TASK OBJECTIVE
Your task is to copy each line of the listing that contains the word "current".

PROVIDED RECORDS
* * * * * * *

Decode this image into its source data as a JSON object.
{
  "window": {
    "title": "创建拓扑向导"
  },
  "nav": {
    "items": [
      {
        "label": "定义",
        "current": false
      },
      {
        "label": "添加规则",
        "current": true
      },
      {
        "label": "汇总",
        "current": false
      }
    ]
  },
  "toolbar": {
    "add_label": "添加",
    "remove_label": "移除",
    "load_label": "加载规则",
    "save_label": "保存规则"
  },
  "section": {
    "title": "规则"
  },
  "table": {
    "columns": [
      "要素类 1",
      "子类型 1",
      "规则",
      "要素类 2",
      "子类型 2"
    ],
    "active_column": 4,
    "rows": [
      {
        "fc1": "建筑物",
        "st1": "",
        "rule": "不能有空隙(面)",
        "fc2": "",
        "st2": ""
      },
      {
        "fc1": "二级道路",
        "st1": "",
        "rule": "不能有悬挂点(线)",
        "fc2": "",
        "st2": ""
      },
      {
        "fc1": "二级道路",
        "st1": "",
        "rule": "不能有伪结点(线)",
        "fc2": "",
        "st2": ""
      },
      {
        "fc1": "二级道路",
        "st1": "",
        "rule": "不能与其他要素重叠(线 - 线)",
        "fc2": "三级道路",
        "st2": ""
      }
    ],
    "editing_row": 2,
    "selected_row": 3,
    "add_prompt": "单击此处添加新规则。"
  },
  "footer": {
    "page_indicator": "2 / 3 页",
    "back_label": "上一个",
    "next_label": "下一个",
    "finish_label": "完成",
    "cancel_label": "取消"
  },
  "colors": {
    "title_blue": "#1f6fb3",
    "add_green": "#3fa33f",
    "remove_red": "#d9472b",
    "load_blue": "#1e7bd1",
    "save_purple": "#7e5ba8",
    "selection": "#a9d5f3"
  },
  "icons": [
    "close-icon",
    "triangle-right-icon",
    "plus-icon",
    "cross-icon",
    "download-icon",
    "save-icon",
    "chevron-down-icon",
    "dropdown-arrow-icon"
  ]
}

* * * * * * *

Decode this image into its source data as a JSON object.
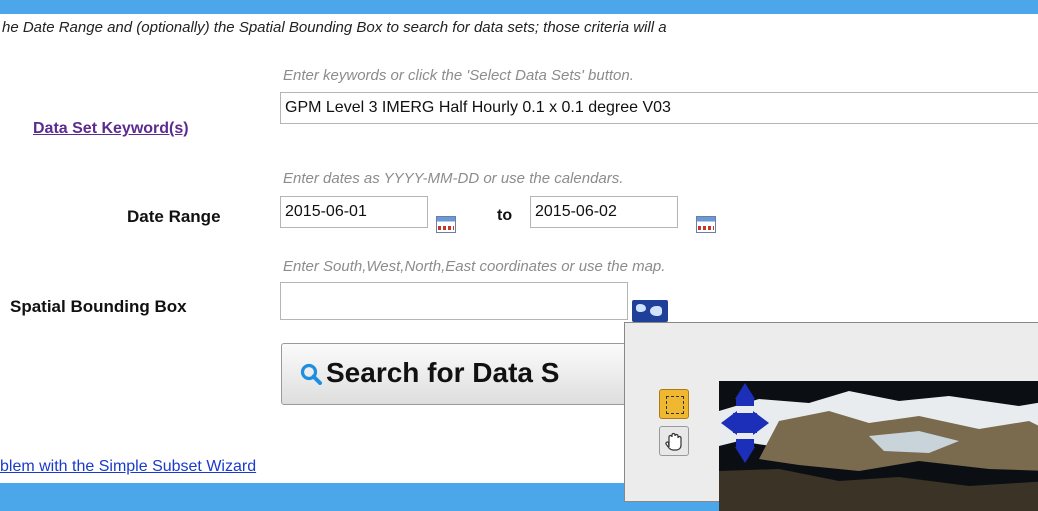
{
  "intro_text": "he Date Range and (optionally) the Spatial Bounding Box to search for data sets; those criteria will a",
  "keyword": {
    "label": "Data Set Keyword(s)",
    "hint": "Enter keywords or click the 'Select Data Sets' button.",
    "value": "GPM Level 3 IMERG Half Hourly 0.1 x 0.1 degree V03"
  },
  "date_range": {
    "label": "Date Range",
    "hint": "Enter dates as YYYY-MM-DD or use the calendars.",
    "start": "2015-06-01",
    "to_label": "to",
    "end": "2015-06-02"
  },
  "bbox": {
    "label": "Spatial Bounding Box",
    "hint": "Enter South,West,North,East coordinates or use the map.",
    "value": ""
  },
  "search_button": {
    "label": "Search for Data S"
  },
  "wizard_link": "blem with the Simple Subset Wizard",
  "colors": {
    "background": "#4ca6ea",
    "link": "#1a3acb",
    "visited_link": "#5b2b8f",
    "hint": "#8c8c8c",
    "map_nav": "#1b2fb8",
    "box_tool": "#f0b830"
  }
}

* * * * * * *

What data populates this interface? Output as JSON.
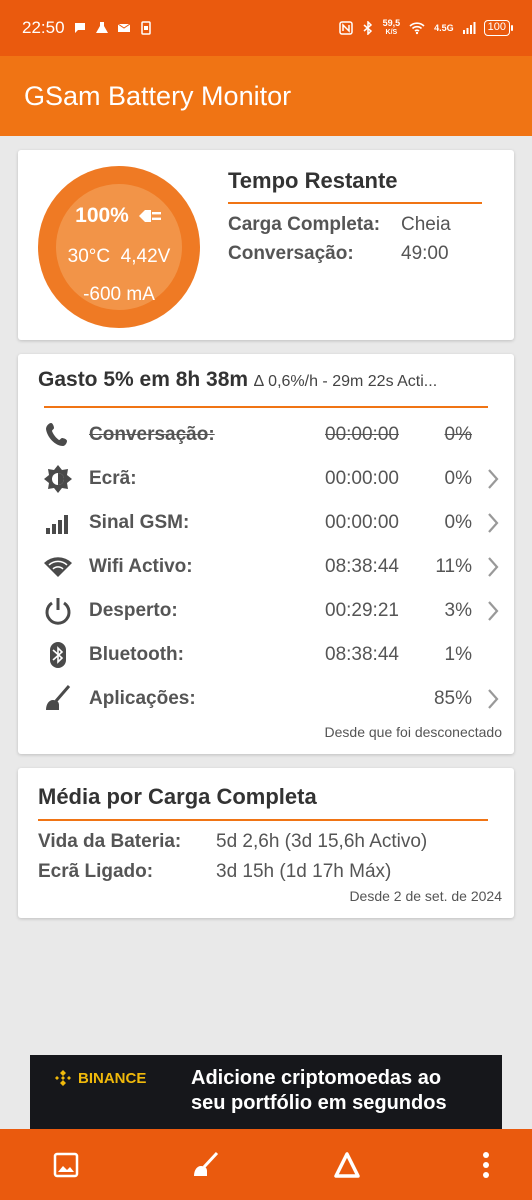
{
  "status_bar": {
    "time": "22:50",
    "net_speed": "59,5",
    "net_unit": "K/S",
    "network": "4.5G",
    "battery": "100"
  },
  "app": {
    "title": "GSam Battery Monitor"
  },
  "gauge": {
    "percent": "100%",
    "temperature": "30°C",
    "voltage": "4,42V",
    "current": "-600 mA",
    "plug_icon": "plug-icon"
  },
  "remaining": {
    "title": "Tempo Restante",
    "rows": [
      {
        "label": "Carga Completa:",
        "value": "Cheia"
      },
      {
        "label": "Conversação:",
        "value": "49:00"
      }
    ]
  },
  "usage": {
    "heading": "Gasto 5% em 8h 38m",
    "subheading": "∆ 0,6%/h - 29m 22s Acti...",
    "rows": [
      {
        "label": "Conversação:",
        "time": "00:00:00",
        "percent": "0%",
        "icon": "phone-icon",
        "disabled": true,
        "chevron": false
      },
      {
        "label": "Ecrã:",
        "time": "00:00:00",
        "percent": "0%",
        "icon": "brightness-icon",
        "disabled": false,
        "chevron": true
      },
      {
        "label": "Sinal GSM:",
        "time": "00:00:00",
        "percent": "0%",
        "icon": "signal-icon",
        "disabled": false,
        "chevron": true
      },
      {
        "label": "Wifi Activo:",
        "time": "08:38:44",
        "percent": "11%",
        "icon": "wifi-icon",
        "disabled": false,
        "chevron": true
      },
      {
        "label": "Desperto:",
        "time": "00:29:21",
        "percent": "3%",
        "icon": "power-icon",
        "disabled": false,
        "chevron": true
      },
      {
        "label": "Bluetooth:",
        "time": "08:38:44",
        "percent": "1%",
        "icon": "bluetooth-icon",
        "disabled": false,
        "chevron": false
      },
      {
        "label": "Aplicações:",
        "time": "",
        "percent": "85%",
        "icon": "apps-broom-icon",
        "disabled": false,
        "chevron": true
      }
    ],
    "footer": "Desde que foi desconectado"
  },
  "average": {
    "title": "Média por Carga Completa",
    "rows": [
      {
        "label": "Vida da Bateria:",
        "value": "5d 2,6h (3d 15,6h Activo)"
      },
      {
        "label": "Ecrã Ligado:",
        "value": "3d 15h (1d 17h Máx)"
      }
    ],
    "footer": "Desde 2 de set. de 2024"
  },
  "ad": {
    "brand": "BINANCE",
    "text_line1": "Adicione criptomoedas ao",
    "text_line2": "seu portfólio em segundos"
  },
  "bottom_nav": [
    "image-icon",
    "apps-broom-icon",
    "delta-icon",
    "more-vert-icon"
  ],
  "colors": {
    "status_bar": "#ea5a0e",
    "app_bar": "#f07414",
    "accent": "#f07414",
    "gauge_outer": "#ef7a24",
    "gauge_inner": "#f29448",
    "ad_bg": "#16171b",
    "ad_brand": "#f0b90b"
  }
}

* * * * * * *

RESPONSE BELOW
        "current": false
        "current": true
        "current": false
    "current": "-600 mA",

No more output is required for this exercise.